Audience member: I read somewhere my freedom ends where your freedom begins. In Europe there have been cartoonists who have mocked the Prophet. Should they limit their freedom of speech?
Religion is also freedom of expression. People want to express themselves spiritually. And they also exercise the right to try and persuade others into their own system of belief. Those nations that say it’s a crime to preach your religion are making a terrible mistake. All they’re doing is driving underground other forms of spiritual intuitions and practices.
If religion was to be taken away from the world completely, including the one I grew up with, I’d be one of the happiest people in the world. My only fear is that maybe something more terrible would be invented to replace it, so we’d better just get along with what there is right now and keep it under control.
The unrest which is taking place as a result of Boko Haram, in my view, has attained critical mass. When a movement reaches that state of total contempt even for universal norms, it is sending a message to the rest of the world, and to the rest of that nation, that this is a war to the end. The president of Nigeria is making a mistake in not telling the nation that it should place itself on a war footing.

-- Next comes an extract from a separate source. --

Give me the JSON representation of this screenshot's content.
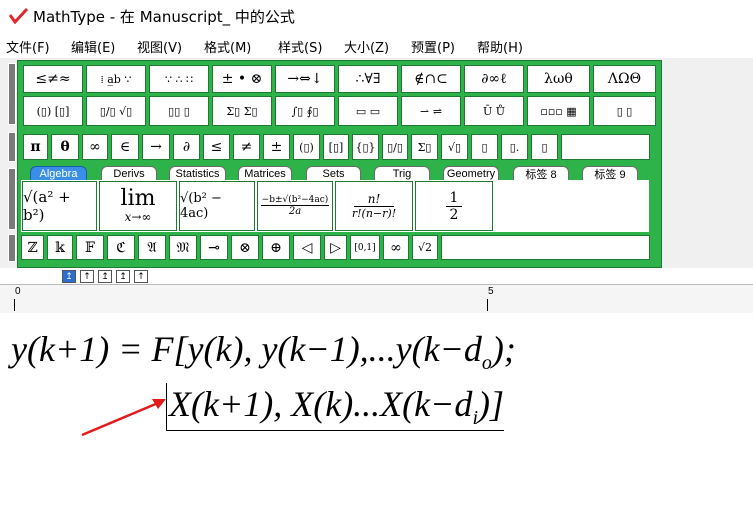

There’s too much pussyfooting, there’s too much false intellectualisation of what is going on, such as this is the result of corruption, this is the result of poverty, this is the result of marginalisation. Yes, of course, all these negativities have to do with what is happening right now. But when the people themselves come out and say we will not even talk to the president unless he converts to Islam, they are already stating their terms of conflict.